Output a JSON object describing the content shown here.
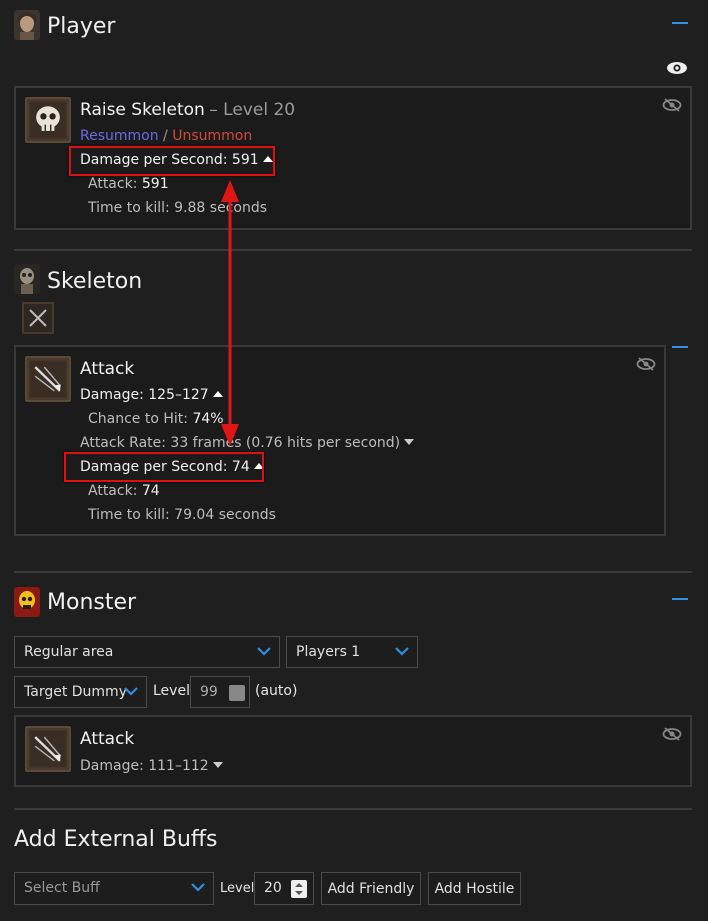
{
  "player": {
    "title": "Player",
    "skill": {
      "name": "Raise Skeleton",
      "level_text": "– Level 20",
      "resummon": "Resummon",
      "sep": "/",
      "unsummon": "Unsummon",
      "dps": "Damage per Second: 591",
      "attack_label": "Attack:",
      "attack_value": "591",
      "ttk_label": "Time to kill:",
      "ttk_value": "9.88 seconds"
    }
  },
  "skeleton": {
    "title": "Skeleton",
    "attack": {
      "name": "Attack",
      "damage": "Damage: 125–127",
      "cth_label": "Chance to Hit:",
      "cth_value": "74%",
      "attack_rate": "Attack Rate: 33 frames (0.76 hits per second)",
      "dps": "Damage per Second: 74",
      "attack_label": "Attack:",
      "attack_value": "74",
      "ttk_label": "Time to kill:",
      "ttk_value": "79.04 seconds"
    }
  },
  "monster": {
    "title": "Monster",
    "area_select": "Regular area",
    "players_select": "Players 1",
    "monster_select": "Target Dummy",
    "level_label": "Level",
    "level_value": "99",
    "auto_label": "(auto)",
    "attack": {
      "name": "Attack",
      "damage": "Damage: 111–112"
    }
  },
  "buffs": {
    "title": "Add External Buffs",
    "select_placeholder": "Select Buff",
    "level_label": "Level",
    "level_value": "20",
    "add_friendly": "Add Friendly",
    "add_hostile": "Add Hostile"
  },
  "colors": {
    "accent": "#2f8fe0",
    "resummon": "#6a6ae6",
    "unsummon": "#d04a3a",
    "highlight": "#dd1111"
  }
}
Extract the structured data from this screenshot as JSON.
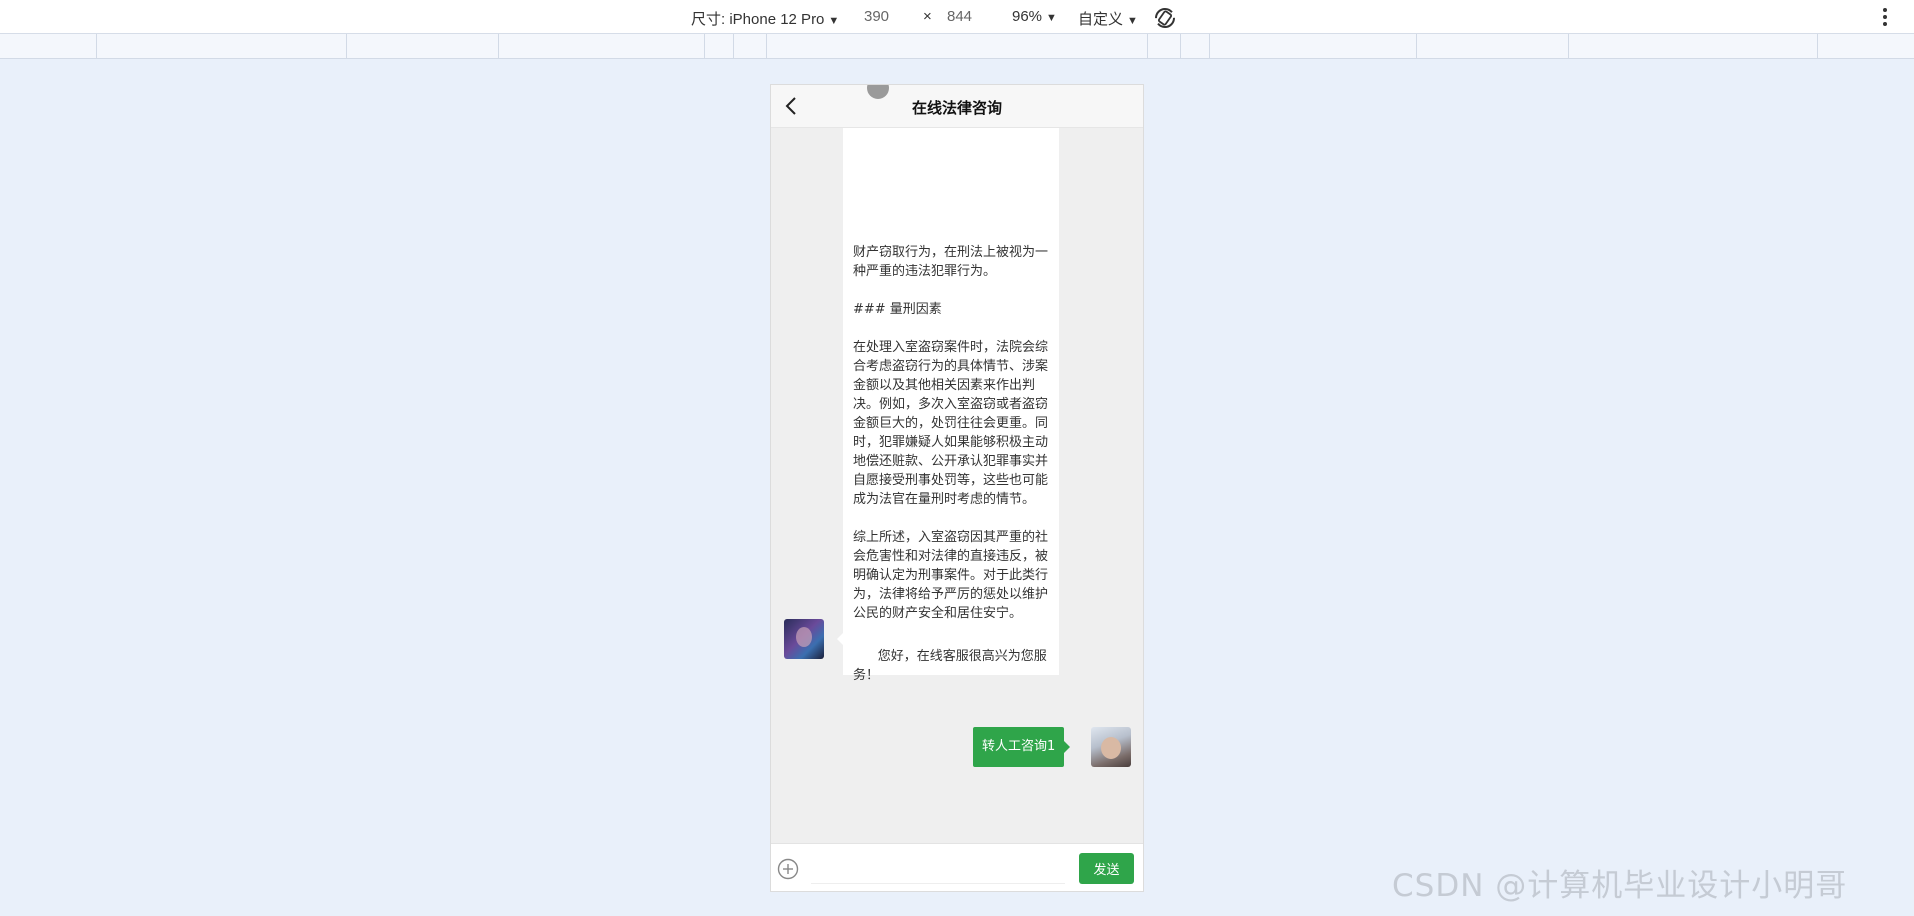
{
  "toolbar": {
    "device_label": "尺寸: iPhone 12 Pro",
    "width": "390",
    "times": "×",
    "height": "844",
    "zoom": "96%",
    "throttle": "自定义",
    "icons": [
      "chevron-down-icon",
      "rotate-icon",
      "more-vert-icon"
    ]
  },
  "phone": {
    "title": "在线法律咨询",
    "messages": {
      "long_text": "财产窃取行为，在刑法上被视为一种严重的违法犯罪行为。\n\n### 量刑因素\n\n在处理入室盗窃案件时，法院会综合考虑盗窃行为的具体情节、涉案金额以及其他相关因素来作出判决。例如，多次入室盗窃或者盗窃金额巨大的，处罚往往会更重。同时，犯罪嫌疑人如果能够积极主动地偿还赃款、公开承认犯罪事实并自愿接受刑事处罚等，这些也可能成为法官在量刑时考虑的情节。\n\n综上所述，入室盗窃因其严重的社会危害性和对法律的直接违反，被明确认定为刑事案件。对于此类行为，法律将给予严厉的惩处以维护公民的财产安全和居住安宁。",
      "greeting": "您好，在线客服很高兴为您服务！",
      "user_msg": "转人工咨询1"
    },
    "input": {
      "placeholder": "",
      "value": "",
      "send_label": "发送"
    }
  },
  "watermark": "CSDN @计算机毕业设计小明哥",
  "colors": {
    "accent_green": "#2fa54a",
    "page_bg": "#e9f0fa",
    "chat_bg": "#efefef"
  }
}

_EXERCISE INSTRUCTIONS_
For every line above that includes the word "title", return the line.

_RESULT FOR THIS TASK_
    "title": "Player",
    "title": "Skeleton",
    "title": "Monster",
    "title": "Add External Buffs",
    "title": "在线法律咨询",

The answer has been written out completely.